*** DATA FOR THIS TASK Section Begins ***

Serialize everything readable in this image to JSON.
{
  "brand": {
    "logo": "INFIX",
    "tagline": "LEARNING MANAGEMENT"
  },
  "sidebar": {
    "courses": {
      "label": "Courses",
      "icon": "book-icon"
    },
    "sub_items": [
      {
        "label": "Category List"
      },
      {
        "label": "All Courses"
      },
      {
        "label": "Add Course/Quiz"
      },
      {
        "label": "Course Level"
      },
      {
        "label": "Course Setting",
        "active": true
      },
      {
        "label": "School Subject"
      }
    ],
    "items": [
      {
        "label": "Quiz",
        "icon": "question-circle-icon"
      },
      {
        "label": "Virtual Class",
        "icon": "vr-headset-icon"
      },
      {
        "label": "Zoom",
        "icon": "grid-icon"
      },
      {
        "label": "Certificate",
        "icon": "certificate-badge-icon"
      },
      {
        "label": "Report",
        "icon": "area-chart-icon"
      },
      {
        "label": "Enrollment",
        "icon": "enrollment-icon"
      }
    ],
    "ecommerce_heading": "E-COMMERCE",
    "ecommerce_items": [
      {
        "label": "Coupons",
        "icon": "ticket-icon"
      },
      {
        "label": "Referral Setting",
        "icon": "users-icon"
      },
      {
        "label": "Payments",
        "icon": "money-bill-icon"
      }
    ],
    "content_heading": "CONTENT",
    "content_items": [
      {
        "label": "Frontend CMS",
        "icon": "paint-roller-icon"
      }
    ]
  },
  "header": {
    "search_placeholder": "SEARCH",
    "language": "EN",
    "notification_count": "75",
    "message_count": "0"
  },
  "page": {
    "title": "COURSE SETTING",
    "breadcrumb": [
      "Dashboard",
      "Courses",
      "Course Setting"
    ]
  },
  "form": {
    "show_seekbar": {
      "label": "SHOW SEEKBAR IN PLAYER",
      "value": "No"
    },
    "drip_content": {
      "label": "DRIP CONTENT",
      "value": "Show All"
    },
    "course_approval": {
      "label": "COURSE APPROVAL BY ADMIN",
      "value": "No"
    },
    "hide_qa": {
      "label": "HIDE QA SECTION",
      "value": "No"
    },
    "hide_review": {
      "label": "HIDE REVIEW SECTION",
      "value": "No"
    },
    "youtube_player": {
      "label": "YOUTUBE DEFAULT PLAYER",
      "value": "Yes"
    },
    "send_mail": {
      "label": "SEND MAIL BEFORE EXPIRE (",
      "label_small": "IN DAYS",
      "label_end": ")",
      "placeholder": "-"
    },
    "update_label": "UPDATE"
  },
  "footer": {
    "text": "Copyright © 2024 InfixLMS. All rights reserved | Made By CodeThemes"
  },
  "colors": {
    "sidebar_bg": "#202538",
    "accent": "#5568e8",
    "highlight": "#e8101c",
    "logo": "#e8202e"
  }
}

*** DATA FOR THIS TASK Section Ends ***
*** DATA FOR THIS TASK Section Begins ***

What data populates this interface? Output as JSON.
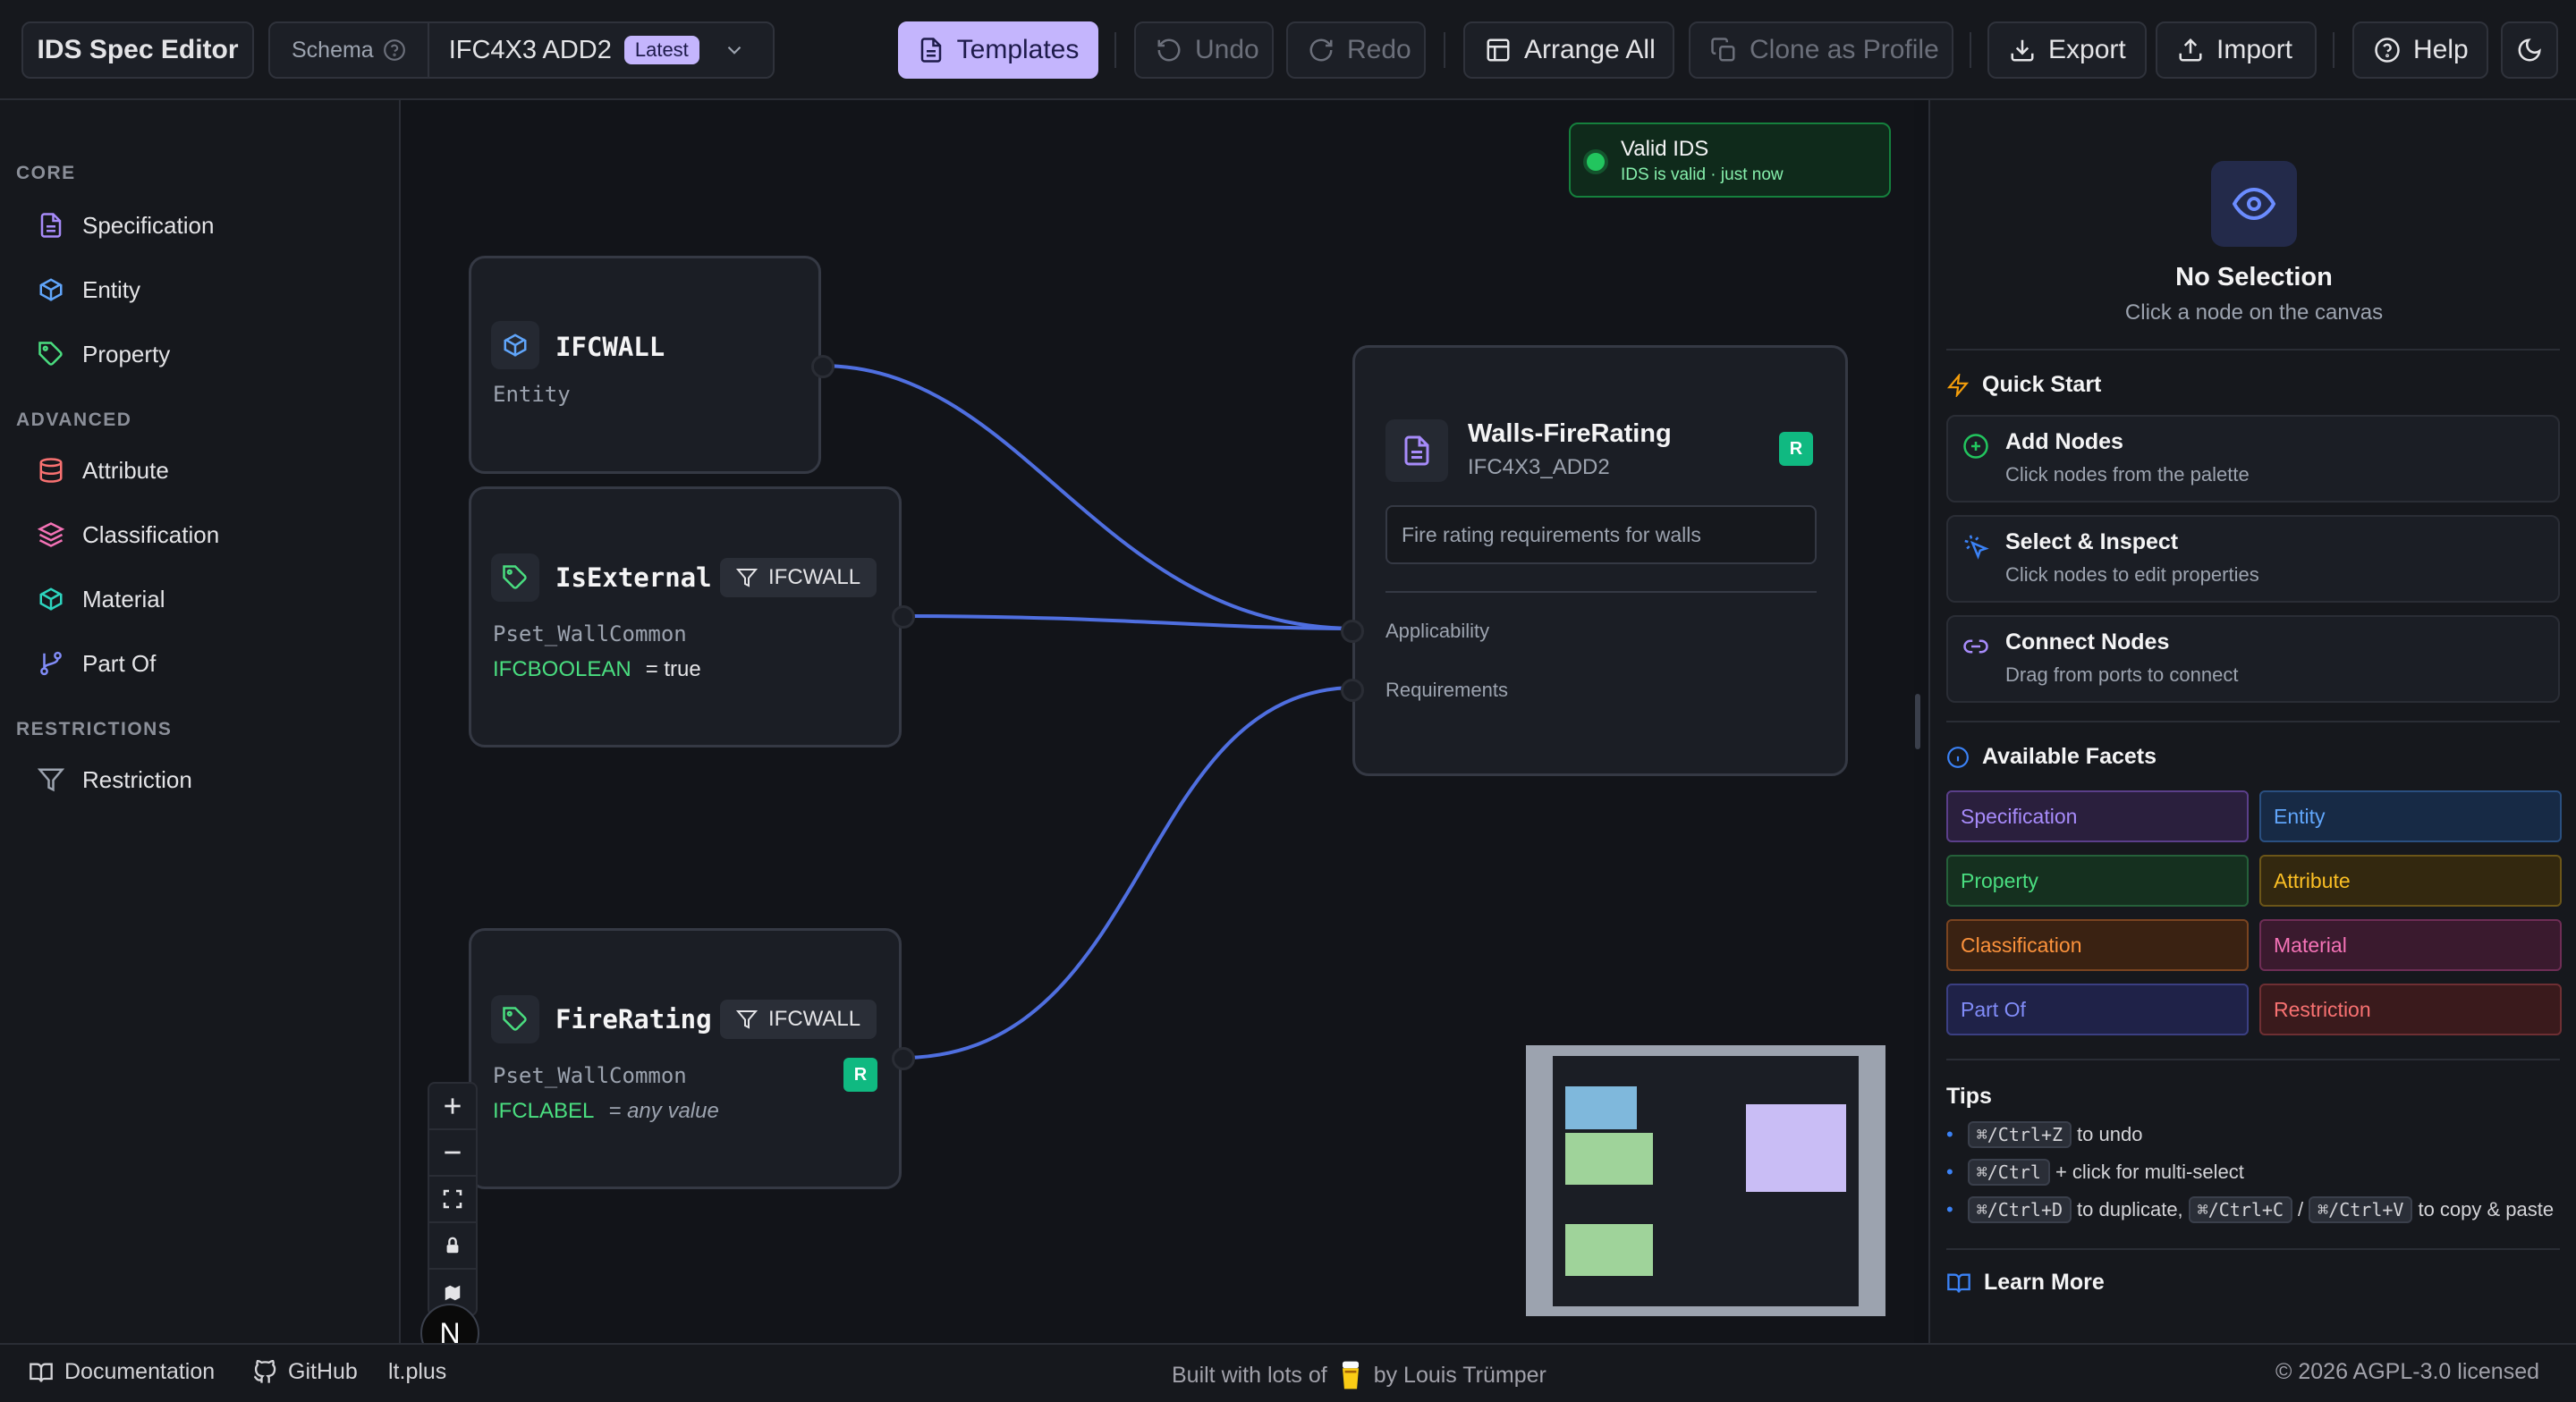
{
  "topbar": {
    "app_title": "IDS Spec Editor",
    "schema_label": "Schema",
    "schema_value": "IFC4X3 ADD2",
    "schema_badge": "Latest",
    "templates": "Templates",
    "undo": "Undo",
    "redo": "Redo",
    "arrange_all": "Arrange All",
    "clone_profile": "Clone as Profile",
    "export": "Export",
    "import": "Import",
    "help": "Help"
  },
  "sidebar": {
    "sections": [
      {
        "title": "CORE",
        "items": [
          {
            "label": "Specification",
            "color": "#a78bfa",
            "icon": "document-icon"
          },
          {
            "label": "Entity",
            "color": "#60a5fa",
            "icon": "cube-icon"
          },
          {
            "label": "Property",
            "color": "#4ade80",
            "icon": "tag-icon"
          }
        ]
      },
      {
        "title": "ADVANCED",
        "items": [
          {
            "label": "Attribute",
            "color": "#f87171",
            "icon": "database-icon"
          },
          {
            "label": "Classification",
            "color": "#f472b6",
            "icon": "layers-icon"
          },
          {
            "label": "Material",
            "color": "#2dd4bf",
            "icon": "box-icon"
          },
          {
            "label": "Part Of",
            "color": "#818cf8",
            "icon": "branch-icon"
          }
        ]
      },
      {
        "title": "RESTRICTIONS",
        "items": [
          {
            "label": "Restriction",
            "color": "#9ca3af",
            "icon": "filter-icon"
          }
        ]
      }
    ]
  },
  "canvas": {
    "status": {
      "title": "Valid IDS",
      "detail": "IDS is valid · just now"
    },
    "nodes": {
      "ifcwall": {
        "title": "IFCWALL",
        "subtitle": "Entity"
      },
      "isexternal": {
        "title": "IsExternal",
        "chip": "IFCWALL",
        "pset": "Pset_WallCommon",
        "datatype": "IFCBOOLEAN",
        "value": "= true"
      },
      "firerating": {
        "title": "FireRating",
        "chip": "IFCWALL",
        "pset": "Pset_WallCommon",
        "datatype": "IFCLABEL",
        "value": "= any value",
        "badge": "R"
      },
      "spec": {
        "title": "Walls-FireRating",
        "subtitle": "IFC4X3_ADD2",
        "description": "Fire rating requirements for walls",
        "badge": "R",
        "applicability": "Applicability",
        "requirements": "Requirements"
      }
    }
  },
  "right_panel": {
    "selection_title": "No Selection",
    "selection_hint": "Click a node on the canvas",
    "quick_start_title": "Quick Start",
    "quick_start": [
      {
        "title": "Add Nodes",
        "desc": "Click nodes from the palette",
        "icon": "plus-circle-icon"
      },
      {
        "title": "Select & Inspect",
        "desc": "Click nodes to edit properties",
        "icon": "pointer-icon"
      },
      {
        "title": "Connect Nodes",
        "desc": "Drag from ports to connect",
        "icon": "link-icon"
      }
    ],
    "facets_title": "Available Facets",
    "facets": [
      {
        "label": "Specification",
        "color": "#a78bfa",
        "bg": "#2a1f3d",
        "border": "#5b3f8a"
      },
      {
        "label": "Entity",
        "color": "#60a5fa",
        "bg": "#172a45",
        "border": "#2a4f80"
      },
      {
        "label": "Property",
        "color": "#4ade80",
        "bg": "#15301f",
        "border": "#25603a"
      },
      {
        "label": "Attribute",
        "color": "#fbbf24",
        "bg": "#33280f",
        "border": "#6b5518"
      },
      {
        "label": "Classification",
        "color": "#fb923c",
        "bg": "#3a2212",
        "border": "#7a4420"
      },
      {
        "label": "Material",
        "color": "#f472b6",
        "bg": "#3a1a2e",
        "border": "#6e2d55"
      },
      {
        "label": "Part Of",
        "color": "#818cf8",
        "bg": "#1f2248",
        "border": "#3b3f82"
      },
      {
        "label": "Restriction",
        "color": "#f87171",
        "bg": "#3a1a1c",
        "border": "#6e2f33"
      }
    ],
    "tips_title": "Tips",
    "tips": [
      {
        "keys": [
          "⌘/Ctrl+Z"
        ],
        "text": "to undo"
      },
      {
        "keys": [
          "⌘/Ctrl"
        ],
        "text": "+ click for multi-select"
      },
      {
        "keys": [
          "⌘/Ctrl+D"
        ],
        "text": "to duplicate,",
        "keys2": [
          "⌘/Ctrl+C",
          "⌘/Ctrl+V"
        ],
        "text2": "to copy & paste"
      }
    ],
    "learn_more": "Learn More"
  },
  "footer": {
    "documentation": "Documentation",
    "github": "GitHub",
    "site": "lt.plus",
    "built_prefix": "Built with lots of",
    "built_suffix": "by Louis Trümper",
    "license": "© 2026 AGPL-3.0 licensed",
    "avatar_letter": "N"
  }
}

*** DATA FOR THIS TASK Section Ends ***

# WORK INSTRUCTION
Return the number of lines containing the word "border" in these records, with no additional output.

# COMPLETED TASK
8